Interest in VR cinema and VR movie theaters has surged, but relatively few VR movie theaters have actually been launched. One of the pioneers in bringing VR movies to theaters is Amsterdam-based Samhoud Media. The company opened a permanent VR theater in Amsterdam this March called “The VR Cinema,” which has drawn “over 50,000 visitors” since its launch,” according to Jip Samhoud, the company’s founder. The theater has generated “great audience excitement” about VR , which he attributes to the fact that most of them have had “their first VR experience” at the theater. In fact, one of the primary benefits of VR theaters is that they make VR accessible to “everybody,” eliminating the need for consumers to purchase expensive hardware, notes Samhoud.
The theater has attracted a very diverse audience, including “grandparents with children and couples,” reports Samhoud. The “average age of patrons at the theater is 35-40.”
The theater refreshes its films once a month, and offers diverse content packages, including horror films, animations, and documentaries. According to Samhoud, horror films are the most popular films at the theater, followed by animations. Interestingly, documentaries at the theater have generated “many repeat visits,” he reports. Shows at the theater run 30 minutes long, and typically include two or three films. Audiences are charged 12.50 euros (approximately $15) per show.
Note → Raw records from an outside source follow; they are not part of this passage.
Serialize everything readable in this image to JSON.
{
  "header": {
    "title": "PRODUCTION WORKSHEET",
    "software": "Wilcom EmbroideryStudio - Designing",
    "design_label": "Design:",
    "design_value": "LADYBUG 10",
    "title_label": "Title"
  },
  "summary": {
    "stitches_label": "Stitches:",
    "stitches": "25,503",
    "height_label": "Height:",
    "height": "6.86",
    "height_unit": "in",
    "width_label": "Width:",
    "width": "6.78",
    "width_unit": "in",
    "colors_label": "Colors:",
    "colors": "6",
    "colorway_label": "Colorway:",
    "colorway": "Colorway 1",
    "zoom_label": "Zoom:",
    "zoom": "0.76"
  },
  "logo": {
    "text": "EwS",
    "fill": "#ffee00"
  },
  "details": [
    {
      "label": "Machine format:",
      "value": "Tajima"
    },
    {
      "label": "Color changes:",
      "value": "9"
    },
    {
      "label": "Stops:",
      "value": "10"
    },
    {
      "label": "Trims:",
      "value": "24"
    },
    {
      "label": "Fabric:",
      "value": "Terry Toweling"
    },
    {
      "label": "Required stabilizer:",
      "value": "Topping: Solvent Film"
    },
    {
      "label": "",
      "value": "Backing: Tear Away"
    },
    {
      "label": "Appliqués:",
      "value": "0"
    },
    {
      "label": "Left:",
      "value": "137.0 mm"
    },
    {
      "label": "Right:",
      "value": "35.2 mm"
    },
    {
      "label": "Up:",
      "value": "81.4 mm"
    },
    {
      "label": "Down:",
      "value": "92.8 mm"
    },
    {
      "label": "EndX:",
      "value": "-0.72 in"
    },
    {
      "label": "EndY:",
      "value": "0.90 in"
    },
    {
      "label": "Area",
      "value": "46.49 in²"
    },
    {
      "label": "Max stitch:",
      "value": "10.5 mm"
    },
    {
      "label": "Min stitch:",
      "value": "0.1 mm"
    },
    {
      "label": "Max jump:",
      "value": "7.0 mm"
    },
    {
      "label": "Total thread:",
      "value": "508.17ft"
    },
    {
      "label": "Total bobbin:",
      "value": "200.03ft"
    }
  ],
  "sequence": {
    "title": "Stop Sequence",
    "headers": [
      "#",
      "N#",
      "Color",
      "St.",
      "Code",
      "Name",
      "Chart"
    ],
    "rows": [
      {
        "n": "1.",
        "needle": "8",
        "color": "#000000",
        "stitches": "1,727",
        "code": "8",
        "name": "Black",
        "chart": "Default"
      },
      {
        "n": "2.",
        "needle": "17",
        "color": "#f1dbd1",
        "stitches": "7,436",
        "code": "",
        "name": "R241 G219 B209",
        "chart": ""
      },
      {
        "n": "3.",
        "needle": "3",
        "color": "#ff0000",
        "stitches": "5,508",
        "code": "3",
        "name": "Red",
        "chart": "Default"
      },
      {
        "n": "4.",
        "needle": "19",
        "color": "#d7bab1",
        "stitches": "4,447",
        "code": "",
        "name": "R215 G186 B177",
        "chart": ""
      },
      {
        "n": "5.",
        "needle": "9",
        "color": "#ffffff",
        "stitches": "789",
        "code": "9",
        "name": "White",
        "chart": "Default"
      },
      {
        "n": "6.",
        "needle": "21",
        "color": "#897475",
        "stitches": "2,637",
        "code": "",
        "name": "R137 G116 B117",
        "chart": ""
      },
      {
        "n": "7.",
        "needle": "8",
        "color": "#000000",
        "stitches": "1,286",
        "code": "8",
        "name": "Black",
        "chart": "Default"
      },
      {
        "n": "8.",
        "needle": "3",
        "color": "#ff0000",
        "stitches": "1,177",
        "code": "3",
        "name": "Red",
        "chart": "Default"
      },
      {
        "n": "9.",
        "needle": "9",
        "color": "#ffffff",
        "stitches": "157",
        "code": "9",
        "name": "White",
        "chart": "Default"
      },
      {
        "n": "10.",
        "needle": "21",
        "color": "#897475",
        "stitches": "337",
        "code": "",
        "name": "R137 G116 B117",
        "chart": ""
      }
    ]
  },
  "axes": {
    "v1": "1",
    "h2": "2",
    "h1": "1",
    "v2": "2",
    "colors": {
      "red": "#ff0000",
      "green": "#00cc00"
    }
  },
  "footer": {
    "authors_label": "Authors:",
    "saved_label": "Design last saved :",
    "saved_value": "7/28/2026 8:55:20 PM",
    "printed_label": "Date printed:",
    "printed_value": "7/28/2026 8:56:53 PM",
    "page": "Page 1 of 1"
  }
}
In Samhoud’s view, this price is “comparable to prices for traditional films.”
Pop-up theaters are playing a key role in acclimating consumers to VR films and VR in general. They’ve certainly been a linchpin in Samhoud’s VR theater strategy. The company opened its first pop-up theater in Amsterdam last October, and ran VR films in a Berlin pop-up theater from March to May this year. The company also ran VR films in a pop-up theater in Copenhagen in June.
He acknowledges that the shortage of quality VR content remains one of the key stumbling blocks to the growth of VR theaters. He expects VR theaters to become prevalent in “all big cities” in the next 3-5 years. He acknowledges that “finding the right content” for VR theaters is a “major challenge.” At the moment, he feels the films shown at this theater are “fine,” but he concedes that in two or three years, “better content will be needed” to continue attracting audiences.
Samhoud underlines the need for producers to gain a better grasp of the special attributes and qualities of VR, and for an increasing supply of “VR-exclusive content.” At the same time, Samhoud believes that the coming expansion of VR theaters will help spur increased production of VR content. Increasingly, film producers are gravitating toward VR, as it represents “a new storytelling medium,” he notes.
Samhoud Media plans to expand its theaters to such locations as London and Oslo and has received significant interest from organizations seeking to partner with the company or franchise their theaters in such locations as China and Lebanon.